- This helps with larger DSLR chips zoomed in like this because of under sampling it does
- If the image moves a tad using the slider, this mimics dithering, which drizzle benefits from. However, if the image is already still, this won’t work.
As long as the above two conditions are met and you have over 800 frames to work with, drizzle should work fairly well. The choice between 1.5, 2.0, and 3.0x drizzle is yours, but I recommend playing around with each to find the one that works best.
Over in the preview window, we need to set the align point. Thousands aren’t needed, going with an option of 24 on an image like this will make your computer scream. The smaller the number, the more points that will be placed.
I use 104 for this, but base this on how small your image is and go ahead and click Place AP Grid.
After the points are set, go ahead and click 3) Stack. This might take a few minutes based on the number of frames and how large the image is. It will be saved in a new folder in the same folder as the pipp_ folder, titled with AS and the percentage of frames you chose to stack. Because I used 50% for this tutorial, the folder name is AS_50.
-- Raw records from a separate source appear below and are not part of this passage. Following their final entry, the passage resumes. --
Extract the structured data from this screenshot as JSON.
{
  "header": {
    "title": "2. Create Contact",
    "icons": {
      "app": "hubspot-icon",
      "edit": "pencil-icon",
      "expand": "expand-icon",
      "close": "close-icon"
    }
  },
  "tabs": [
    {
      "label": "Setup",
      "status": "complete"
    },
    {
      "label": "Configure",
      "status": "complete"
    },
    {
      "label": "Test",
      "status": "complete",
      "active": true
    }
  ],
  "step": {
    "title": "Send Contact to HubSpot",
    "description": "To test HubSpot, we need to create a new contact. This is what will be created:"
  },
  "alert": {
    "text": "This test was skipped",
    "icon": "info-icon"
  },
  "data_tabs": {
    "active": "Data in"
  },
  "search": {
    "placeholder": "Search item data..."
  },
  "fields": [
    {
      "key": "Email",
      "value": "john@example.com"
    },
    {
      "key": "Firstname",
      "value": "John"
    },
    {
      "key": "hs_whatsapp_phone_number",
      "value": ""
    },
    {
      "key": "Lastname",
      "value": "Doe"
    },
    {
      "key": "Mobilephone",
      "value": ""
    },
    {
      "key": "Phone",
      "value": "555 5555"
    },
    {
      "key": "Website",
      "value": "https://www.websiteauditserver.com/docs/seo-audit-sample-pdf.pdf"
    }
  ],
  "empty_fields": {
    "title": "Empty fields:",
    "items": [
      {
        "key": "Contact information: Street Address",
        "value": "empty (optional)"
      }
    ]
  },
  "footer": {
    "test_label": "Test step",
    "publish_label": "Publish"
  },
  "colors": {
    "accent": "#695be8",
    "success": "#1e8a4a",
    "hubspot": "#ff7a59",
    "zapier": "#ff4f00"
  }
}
Now that the image is stacked, it more than likely still can appear blurry, but now we need to do a few tweaks. Let’s move into Registax.
Open your image, and select NO to the stretch pop up. When it first loads up, I check “show full image” to keep an eye on the whole thing.
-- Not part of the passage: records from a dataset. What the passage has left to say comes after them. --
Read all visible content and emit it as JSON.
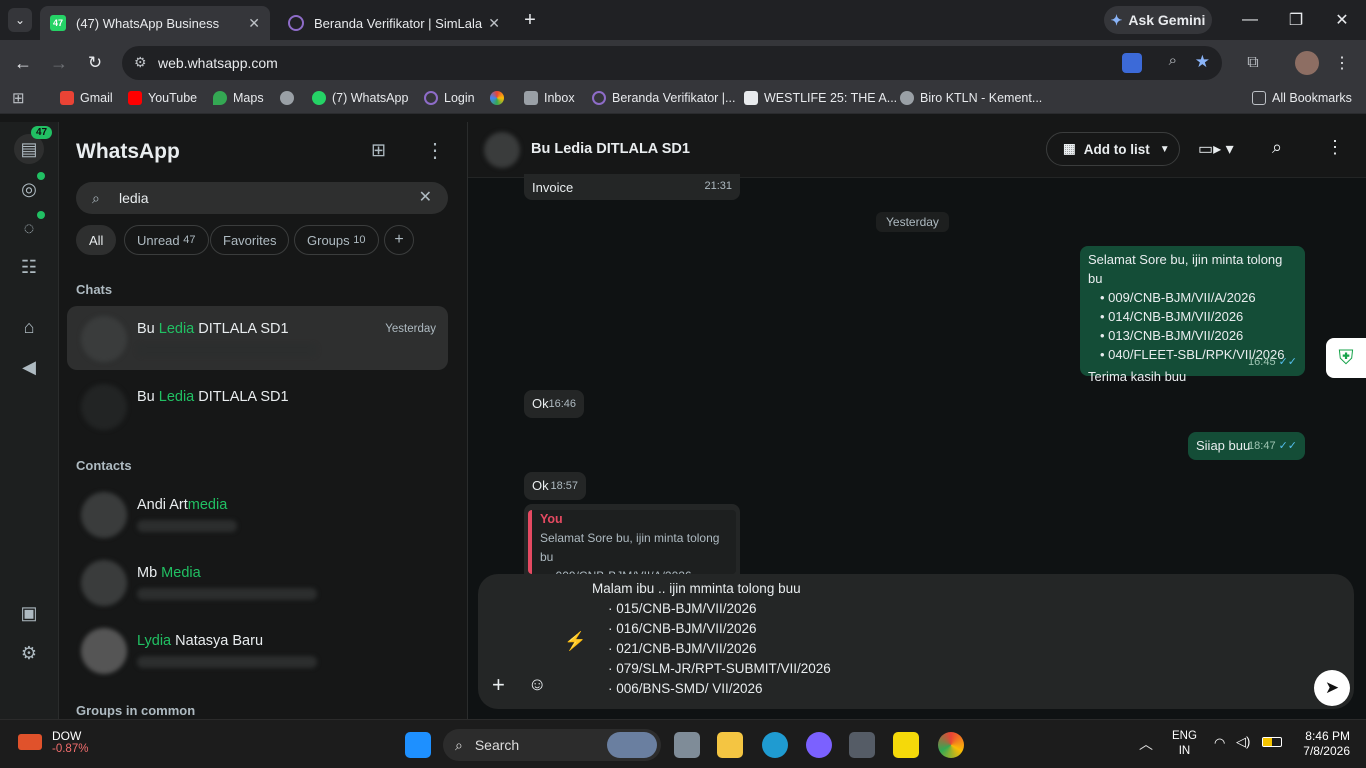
{
  "browser": {
    "tabs": [
      {
        "label": "(47) WhatsApp Business",
        "badge": "47",
        "active": true
      },
      {
        "label": "Beranda Verifikator | SimLala",
        "active": false
      }
    ],
    "new_tab": "+",
    "ask_gemini": "Ask Gemini",
    "url": "web.whatsapp.com",
    "bookmarks": [
      {
        "label": "Gmail",
        "color": "#ea4335"
      },
      {
        "label": "YouTube",
        "color": "#ff0000"
      },
      {
        "label": "Maps",
        "color": "#34a853"
      },
      {
        "label": "",
        "color": "#9aa0a6"
      },
      {
        "label": "(7) WhatsApp",
        "color": "#25d366"
      },
      {
        "label": "Login",
        "color": "#8e6cc8"
      },
      {
        "label": "",
        "color": "#fbbc05"
      },
      {
        "label": "Inbox",
        "color": "#9aa0a6"
      },
      {
        "label": "Beranda Verifikator |...",
        "color": "#8e6cc8"
      },
      {
        "label": "WESTLIFE 25: THE A...",
        "color": "#e8eaed"
      },
      {
        "label": "Biro KTLN - Kement...",
        "color": "#9aa0a6"
      }
    ],
    "all_bookmarks": "All Bookmarks"
  },
  "rail": {
    "badge": "47"
  },
  "sidebar": {
    "title": "WhatsApp",
    "search_value": "ledia",
    "filters": [
      {
        "label": "All",
        "count": ""
      },
      {
        "label": "Unread",
        "count": "47"
      },
      {
        "label": "Favorites",
        "count": ""
      },
      {
        "label": "Groups",
        "count": "10"
      }
    ],
    "chats_heading": "Chats",
    "chats": [
      {
        "pre": "Bu ",
        "hl": "Ledia",
        "post": " DITLALA SD1",
        "time": "Yesterday"
      },
      {
        "pre": "Bu ",
        "hl": "Ledia",
        "post": " DITLALA SD1",
        "time": ""
      }
    ],
    "contacts_heading": "Contacts",
    "contacts": [
      {
        "pre": "Andi Art",
        "hl": "media",
        "post": ""
      },
      {
        "pre": "Mb ",
        "hl": "Media",
        "post": ""
      },
      {
        "pre": "",
        "hl": "Lydia",
        "post": " Natasya Baru"
      }
    ],
    "groups_heading": "Groups in common"
  },
  "chat": {
    "contact_name": "Bu Ledia DITLALA SD1",
    "add_to_list": "Add to list",
    "messages": {
      "invoice_text": "Invoice",
      "invoice_time": "21:31",
      "day": "Yesterday",
      "out1_line0": "Selamat Sore bu, ijin minta tolong bu",
      "out1_items": [
        "009/CNB-BJM/VII/A/2026",
        "014/CNB-BJM/VII/2026",
        "013/CNB-BJM/VII/2026",
        "040/FLEET-SBL/RPK/VII/2026"
      ],
      "out1_end": "Terima kasih buu",
      "out1_time": "16:45",
      "in1_text": "Ok",
      "in1_time": "16:46",
      "out2_text": "Siiap buu",
      "out2_time": "18:47",
      "in2_text": "Ok",
      "in2_time": "18:57",
      "reply_author": "You",
      "reply_text": "Selamat Sore bu, ijin minta tolong bu",
      "reply_item": "009/CNB-BJM/VII/A/2026..."
    },
    "composer": {
      "line0": "Malam ibu .. ijin mminta tolong buu",
      "items": [
        "015/CNB-BJM/VII/2026",
        "016/CNB-BJM/VII/2026",
        "021/CNB-BJM/VII/2026",
        "079/SLM-JR/RPT-SUBMIT/VII/2026",
        "006/BNS-SMD/ VII/2026"
      ]
    }
  },
  "taskbar": {
    "stock_name": "DOW",
    "stock_change": "-0.87%",
    "search": "Search",
    "lang1": "ENG",
    "lang2": "IN",
    "time": "8:46 PM",
    "date": "7/8/2026"
  }
}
Next we need a processing area preview. Check the box to show the processing area. Next click on a bright Moon feature based on the image you are working on. In my example, I use the Stevinus Crater.
You should see a box or a couple of white points.
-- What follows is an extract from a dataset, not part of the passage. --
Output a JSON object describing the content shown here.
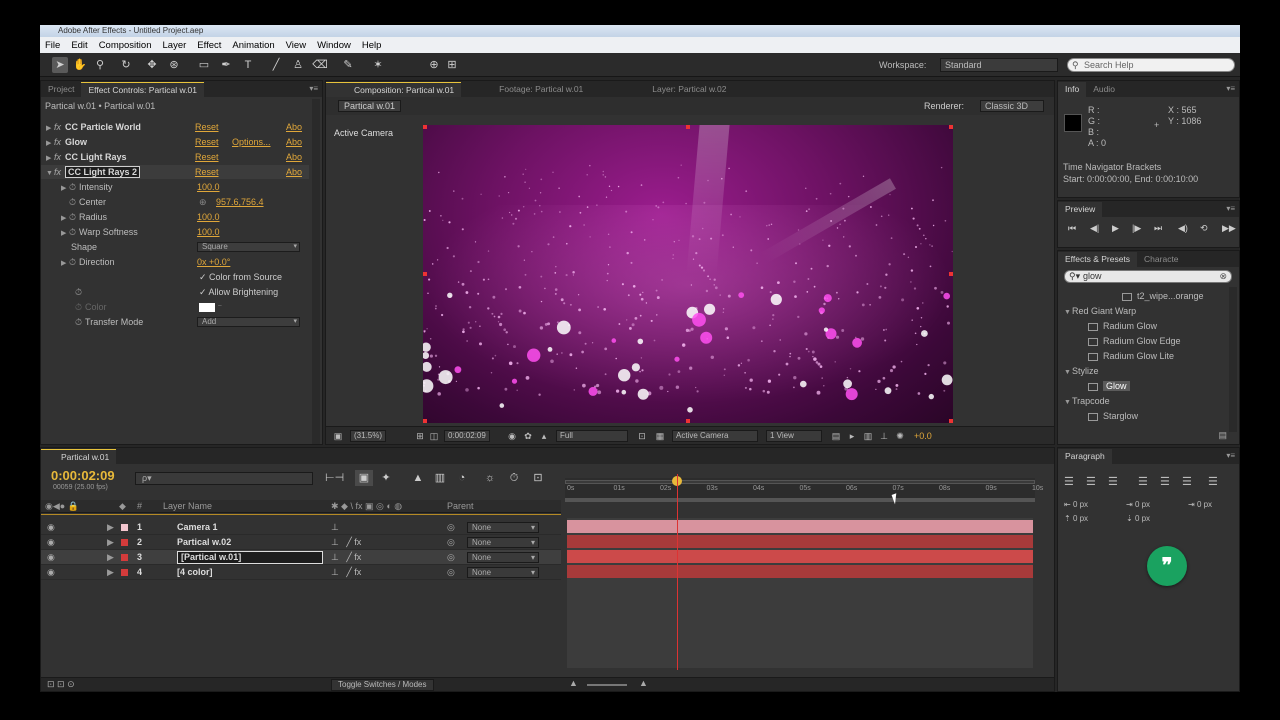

RGB Balance and Stretching
On the right side menu, click on RGB Balance and then Auto balance. Then go ahead and close RGB Balance. Next, click on Histogram on the right.
Pull in the white a little bit then stretch. The processing area should get brighter. Repeat as necessary.
Watch the crater, we are looking to bring it in just before it blows out. If it does, reset and try again.
After you are fine with it, close the histogram window and click around the terminator to get some craters and shadows. On this step I also uncheck “show full image” to more clearly see what changes the sharpening step will produce.
Adjust the sliders on the left and watch the preview area sharpen up.
Don’t go overboard, and you can denoise to smooth it out a bit. Play around until it looks sharp but not over processed. Throughout the process, be sure to check and uncheck “Show Full Image” so you can see what the preview area looks like as a full image.
Once you are fine with that, click Do All and wait
If you are fine with the image, Click “Save Image” and save it in the main folder under a different name. If you’re not satisfied, you can always go back and try again. Once satisfied, on to the last program, Photoshop!
So in Photoshop, we’re only making minor tweaks. The first option we will do is open up Camera Raw Filter. You can open it by clicking Filter then Camera Raw Filter
In camera RAW filter, we’ll tweak all of the settings in the below picture.
Small tweaks. Large ones make it look over processed. Feel free to go down into color mixer and play with the colors, by again, only make small adjustments.
If you like mineral colors, you’ll want to just crank the Saturation, and slightly bump up the Vibrance.
Afterwards, hit OK to save those changes.
Last step is to smart sharpen. That is found under Filter then Sharpen then Smart Sharpen. This sharpening is personal preference, play with the sliders a little bit until features on the Moon look naturally sharp and not discolored from over sharpening.
From here, I am happy with it, but you can feel free to play around with it. If you are skilled with photoshop you can play around a little more and process more if you like, but this is the basics of processing a moon photo from video. Save it and we’re done!
Congratulations! You have completed an image of the Moon from a video file! If you used my practice file and post it anywhere, please do credit it back to me.
There are many objects in the night sky to take images of, and there’s a lot you can do to prepare to take those images. If you have not already, please check out my How to Add Your Gear to Stellarium guide.